So, the mixed number 4$\frac{2}{3}$ represents the same amount as $\frac{14}{3}$.

Some people call $\frac{14}{3}$ an improper fraction, but there is nothing improper about this fraction.
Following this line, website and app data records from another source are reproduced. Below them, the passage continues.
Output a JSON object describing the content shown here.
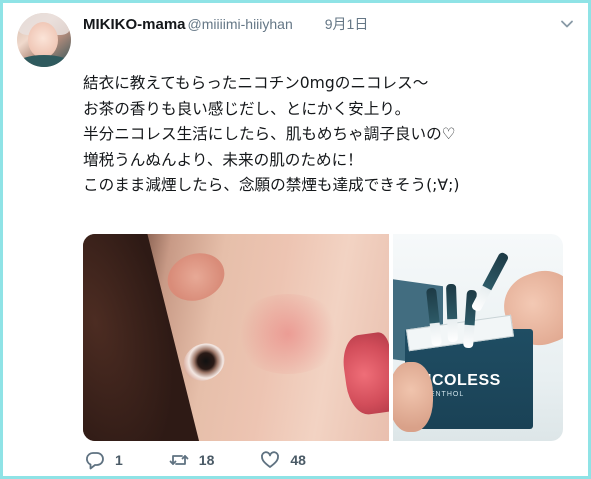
{
  "tweet": {
    "name": "MIKIKO-mama",
    "handle": "@miiiimi-hiiiyhan",
    "date": "9月1日",
    "lines": [
      "結衣に教えてもらったニコチン0mgのニコレス〜",
      "お茶の香りも良い感じだし、とにかく安上り。",
      "半分ニコレス生活にしたら、肌もめちゃ調子良いの♡",
      "増税うんぬんより、未来の肌のために！",
      "このまま減煙したら、念願の禁煙も達成できそう(;∀;)"
    ],
    "product_brand": "NICOLESS",
    "product_sub": "MENTHOL",
    "replies": "1",
    "retweets": "18",
    "likes": "48"
  },
  "colors": {
    "frame": "#8fe3e6",
    "text": "#14171a",
    "muted": "#657786"
  },
  "icons": [
    "chevron-down-icon",
    "reply-icon",
    "retweet-icon",
    "heart-icon"
  ]
}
Depending on the situation, sometimes it is more useful to think of this as a mixed number and sometimes it is more useful to think of it as fraction.

So, now that we know what a mixed number is:

## How do we convert mixed numbers to fractions?

Let’s start with 2$\frac{3}{5}$.

We can think of this as 2 + $\frac{3}{5}$, or 1 + 1 + $\frac{3}{5}$. One is the same as $\frac{5}{5}$ so this would be $\frac{5}{5}$ + $\frac{5}{5}$ + $\frac{3}{5}$. For a total of $\frac{13}{5}$. We could change any mixed number to a fraction by repeated addition, but that may become a problem if the whole number was much larger.

Instead of repeated addition, we could think of the problem as $\frac{5}{5}$ two times.

\begin{align*}

2 + \tfrac{3}{5} &= \\

\left(1 * 2\right)+ \tfrac{3}{5} &= \\

\left(\tfrac{5}{5}*2\right)+ \tfrac{3}{5} &= \\ \left(\tfrac{5}{5} * \tfrac{2}{1}\right) + \tfrac{3}{5} &= \\ \tfrac{10}{5} + \tfrac{3}{5} &= \tfrac{13}{5}

\end{align*}

Now let’s look at the reverse situation:

## What if we had a fraction and we wanted to turn that into a mixed number?

$\frac{23}{7}$ = ?

We could using receptive adding until we got to $\frac{23}{7}$

\begin{align*}

\tfrac{7}{7} + \tfrac{7}{7} + \tfrac{7}{7} + \tfrac{2}{7} & = \tfrac{23}{7} \\

1 + 1 + 1 + \tfrac{2}{7} &= 3\tfrac{2}{7}

\end{align*}

OR we can remember that a fraction also represents division.

$\frac{23}{7} = 23 \div 7 = 3\tfrac{2}{7}$